Open Veterinary Journal

Open Veterinary Journal

Peer-Reviewed Journal 
ISSN 2218-6050 (Online), ISSN 2226-4485 (Print) 

"Original Research"

Epidemiological investigations on microbial infection and crystals causing feline lower urinary tract disease in tom-cats of Ismailia, Egypt


Ahmed E. Mahmoud(1), Mamdouh M. El-Maghraby(1), Reham M. Eltarabili(2) and Essam S. Soliman(3*)


1- Internal Medicine Division, Department of Animal Medicine, Faculty of Veterinary Medicine, Suez Canal University, Ismailia 41522, Egypt

2- Department of Bacteriology, Immunology, and Mycology, Faculty of Veterinary Medicine, Suez Canal University, Ismailia 41522, Egypt

3- Animal, Poultry, and Environmental Hygiene Division, Department of Animal Hygiene, Zoonosis, and Animal Behavior, Faculty of Veterinary Medicine, Suez Canal University, Ismailia 41522, Egypt

Abstract

Background: Feline lower urinary tract disease (FLUTD) is a common disorder associated with dysfunction of the urinary bladder or urethra in tom-cats.

Aim: A prospective study was carried out on the point prevalence (PP) and odds ratio (OR) of the FLUTD in Shirazi and Baladi tom-cats at Ismailia governorate– Egypt, record the prominent clinical manifestation, as well identify the antibiogram, virulence, and antimicrobial resistance genes of the causative micro-organisms.

Methods: A total number of 420 tom-cats admitted to the veterinary clinics of Ismailia during the period June 2020 to May 2021 were examined for FLUTD. A total of 1260 urine samples were collected and analyzed.

Results: Haematuria, dysuria, and pollakiuria were the most evident signs recorded in a total of 120 tom-cats diagnosed with FLUTD. The diagnosed cases of FLUTD were associated with causes like crystals (35.83%), pyogenic micro-organisms (19.16%), and mixed cases (45.00%). Prevalence reveals highly significant (p < 0.01) increases in the cases caused by Escherichia coli, E. coli mixed cases, and calcium oxalate at > 4-y; Staphylococcus aureus at ≤ 2; amorphous urate and phosphate at 2: 4 and > 4-y Shirazi and ≤ 2-y Baladi; triple-phosphate at ≤ 2-y Shirazi and > 4-y Baladi; and Staph aureus mixed cases at ≤ 2-y. The odd ratio of FLUTD reveals higher odds of associations with E. coli, E. coli mixed cases, Staph aureus, amorphous urate, and triple-phosphate, as well as lower odds with Staph aureus, calcium oxalate, amorphous phosphate, and Staph aureus mixed cases.

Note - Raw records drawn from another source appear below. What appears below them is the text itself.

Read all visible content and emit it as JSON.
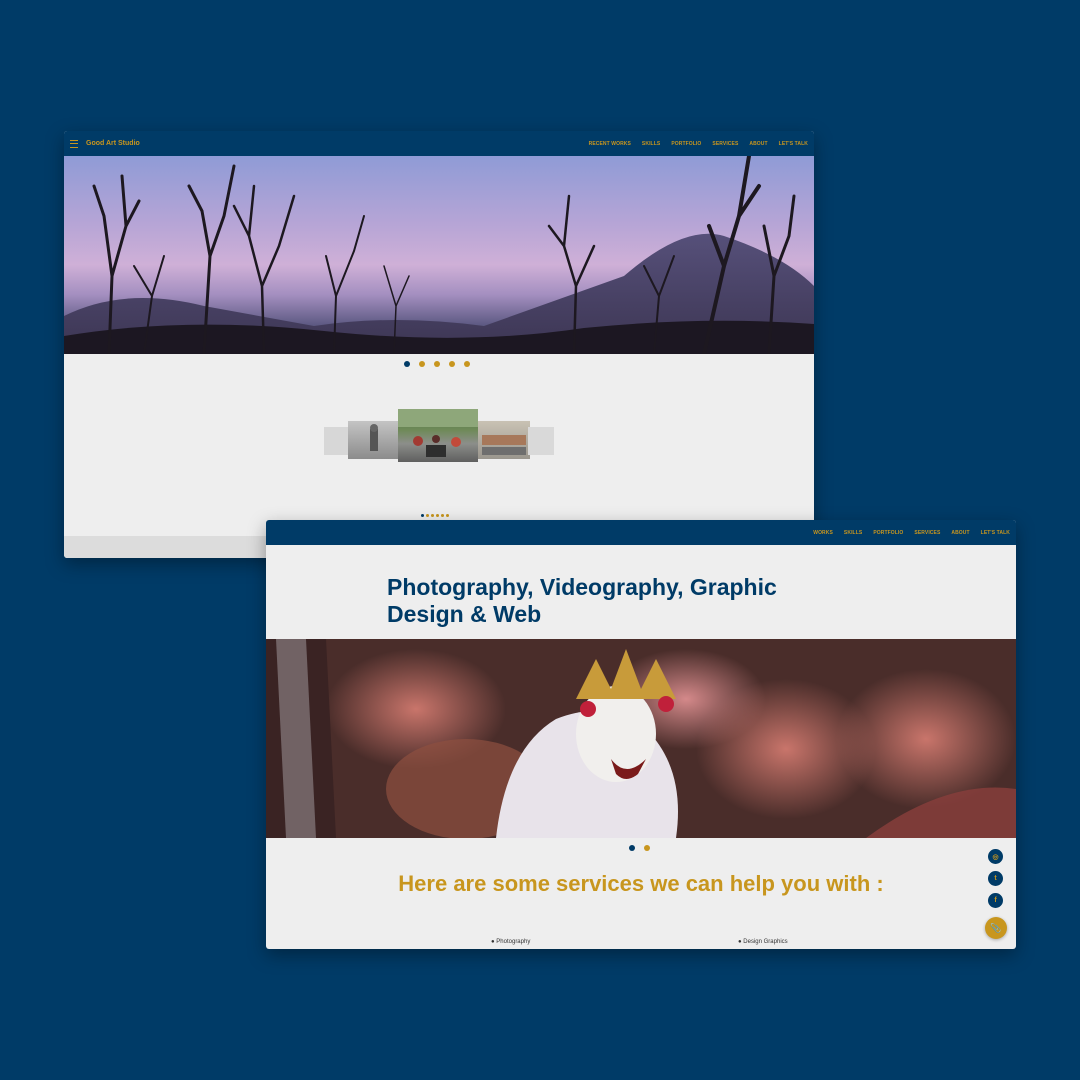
{
  "colors": {
    "background": "#003b67",
    "accent": "#c8961e",
    "panel": "#eeeeee"
  },
  "window1": {
    "brand": "Good Art Studio",
    "nav": [
      "RECENT WORKS",
      "SKILLS",
      "PORTFOLIO",
      "SERVICES",
      "ABOUT",
      "LET'S TALK"
    ],
    "hero_slide": {
      "count": 5,
      "active": 1
    },
    "gallery_slide": {
      "count": 6,
      "active": 1
    },
    "fab_icon": "paperclip-icon"
  },
  "window2": {
    "nav": [
      "WORKS",
      "SKILLS",
      "PORTFOLIO",
      "SERVICES",
      "ABOUT",
      "LET'S TALK"
    ],
    "title": "Photography, Videography, Graphic Design & Web",
    "hero_slide": {
      "count": 2,
      "active": 1
    },
    "services_heading": "Here are some services we can help you with :",
    "services": [
      "Photography",
      "Design Graphics"
    ],
    "social_icons": [
      "instagram-icon",
      "twitter-icon",
      "facebook-icon"
    ],
    "fab_icon": "paperclip-icon"
  }
}
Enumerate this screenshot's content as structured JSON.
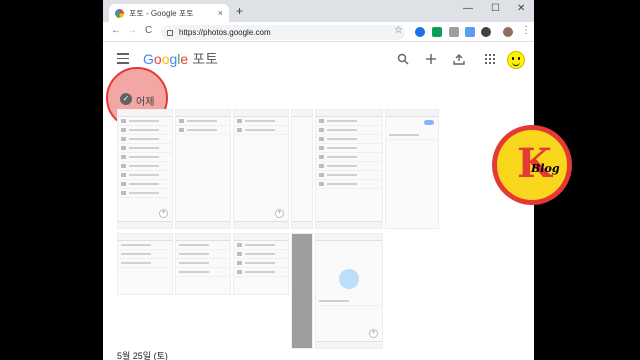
{
  "browser": {
    "tab_title": "포토 - Google 포토",
    "tab_close": "×",
    "new_tab": "+",
    "window_controls": [
      "—",
      "☐",
      "✕"
    ],
    "url": "https://photos.google.com",
    "nav": [
      "←",
      "→",
      "C"
    ],
    "bookmark_star": "☆",
    "menu": "⋮"
  },
  "header": {
    "logo": {
      "G": "G",
      "o1": "o",
      "o2": "o",
      "g": "g",
      "l": "l",
      "e": "e",
      "service": "포토"
    },
    "icons": [
      "search-icon",
      "add-icon",
      "upload-icon",
      "apps-icon",
      "account-icon"
    ]
  },
  "date_group": {
    "check": "✓",
    "label": "어제"
  },
  "footer": {
    "date": "5월 25일 (토)"
  },
  "watermark": {
    "letter": "K",
    "word": "Blog"
  },
  "colors": {
    "accent": "#e53935",
    "badge_bg": "#f9d71c",
    "google_blue": "#4285f4"
  }
}
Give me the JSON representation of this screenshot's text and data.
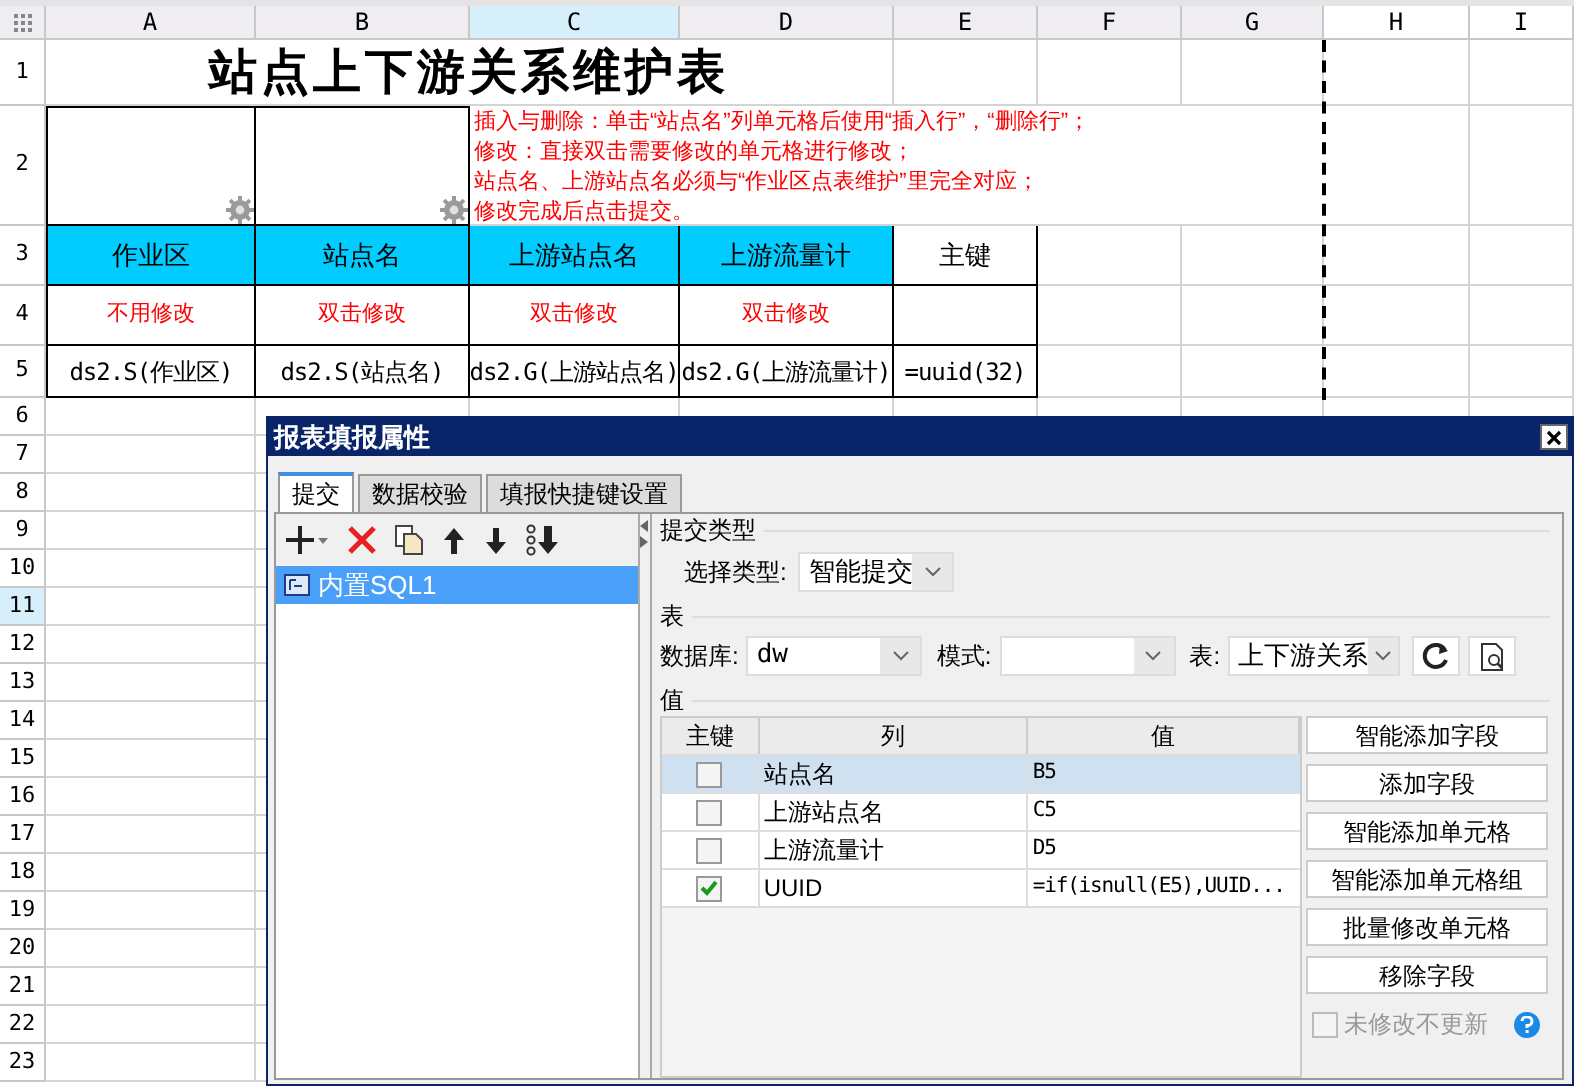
{
  "sheet": {
    "columns": [
      {
        "label": "A",
        "selected": false
      },
      {
        "label": "B",
        "selected": false
      },
      {
        "label": "C",
        "selected": true
      },
      {
        "label": "D",
        "selected": false
      },
      {
        "label": "E",
        "selected": false
      },
      {
        "label": "F",
        "selected": false
      },
      {
        "label": "G",
        "selected": false
      },
      {
        "label": "H",
        "selected": false
      },
      {
        "label": "I",
        "selected": false
      }
    ],
    "rows": [
      {
        "label": "1",
        "selected": false
      },
      {
        "label": "2",
        "selected": false
      },
      {
        "label": "3",
        "selected": false
      },
      {
        "label": "4",
        "selected": false
      },
      {
        "label": "5",
        "selected": false
      },
      {
        "label": "6",
        "selected": false
      },
      {
        "label": "7",
        "selected": false
      },
      {
        "label": "8",
        "selected": false
      },
      {
        "label": "9",
        "selected": false
      },
      {
        "label": "10",
        "selected": false
      },
      {
        "label": "11",
        "selected": true
      },
      {
        "label": "12",
        "selected": false
      },
      {
        "label": "13",
        "selected": false
      },
      {
        "label": "14",
        "selected": false
      },
      {
        "label": "15",
        "selected": false
      },
      {
        "label": "16",
        "selected": false
      },
      {
        "label": "17",
        "selected": false
      },
      {
        "label": "18",
        "selected": false
      },
      {
        "label": "19",
        "selected": false
      },
      {
        "label": "20",
        "selected": false
      },
      {
        "label": "21",
        "selected": false
      },
      {
        "label": "22",
        "selected": false
      },
      {
        "label": "23",
        "selected": false
      }
    ],
    "title": "站点上下游关系维护表",
    "instructions": [
      "插入与删除：单击“站点名”列单元格后使用“插入行”，“删除行”；",
      "修改：直接双击需要修改的单元格进行修改；",
      "站点名、上游站点名必须与“作业区点表维护”里完全对应；",
      "修改完成后点击提交。"
    ],
    "headers": [
      {
        "text": "作业区",
        "color": "#00ccff"
      },
      {
        "text": "站点名",
        "color": "#00ccff"
      },
      {
        "text": "上游站点名",
        "color": "#00ccff"
      },
      {
        "text": "上游流量计",
        "color": "#00ccff"
      },
      {
        "text": "主键",
        "color": "#ffffff"
      }
    ],
    "notes": [
      "不用修改",
      "双击修改",
      "双击修改",
      "双击修改"
    ],
    "bindings": [
      "ds2.S(作业区)",
      "ds2.S(站点名)",
      "ds2.G(上游站点名)",
      "ds2.G(上游流量计)",
      "=uuid(32)"
    ]
  },
  "dialog": {
    "title": "报表填报属性",
    "tabs": [
      {
        "label": "提交",
        "selected": true
      },
      {
        "label": "数据校验",
        "selected": false
      },
      {
        "label": "填报快捷键设置",
        "selected": false
      }
    ],
    "submissions": [
      {
        "label": "内置SQL1",
        "selected": true
      }
    ],
    "submit_type": {
      "section": "提交类型",
      "label": "选择类型:",
      "value": "智能提交"
    },
    "table_section": "表",
    "database": {
      "label": "数据库:",
      "value": "dw"
    },
    "schema": {
      "label": "模式:"
    },
    "table": {
      "label": "表:",
      "value": "上下游关系"
    },
    "values_section": "值",
    "value_columns": [
      "主键",
      "列",
      "值"
    ],
    "value_rows": [
      {
        "checked": false,
        "column": "站点名",
        "value": "B5",
        "selected": true
      },
      {
        "checked": false,
        "column": "上游站点名",
        "value": "C5",
        "selected": false
      },
      {
        "checked": false,
        "column": "上游流量计",
        "value": "D5",
        "selected": false
      },
      {
        "checked": true,
        "column": "UUID",
        "value": "=if(isnull(E5),UUID...",
        "selected": false
      }
    ],
    "buttons": [
      "智能添加字段",
      "添加字段",
      "智能添加单元格",
      "智能添加单元格组",
      "批量修改单元格",
      "移除字段"
    ],
    "skip_unchanged": {
      "label": "未修改不更新",
      "checked": false,
      "disabled": true
    }
  }
}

Isolated E. coli reveal higher resistance to amoxicillin (83.4%), ceftriaxone (83.4%), ceftazidime (75.0%), and cefoxitin (50.0%), and Staph aureus to oxacillin (100%), cefoxitin (100%), amoxicillin (85.8%), ceftazidime (76.2%), and cefoxitin (50.0%). Staph aureus detected virulence genes were mecA, coa, spa, and tetK, and E. coli were fimH, iss, iutA, papC, blaTEM, blaCTX-M, and tetA. About 100% of E. coli and 76.1% of Staph aureus isolates exhibited multidrug resistance.

Conclusion: FLUTD in tom-cats is associated with higher odds in E. coli, E. coli mixed cases, and triple-phosphate at older ages (>4-y) with high antimicrobial resistance in the microbial isolates contributing to the disease.

Keywords: Antibiotic resistance, Crystals, Feline lower urinary tract disease, Prevalence, Virulence.

Cite this paper:
Mahmoud, A.E., El-Maghraby, M.M., Eltarabili, R.M. and Soliman, E.S. 2022. Epidemiological investigations on microbial infection and crystals causing feline lower urinary tract disease in tom-cats of Ismailia, Egypt. Open Vet. J. 12(2), 290-302.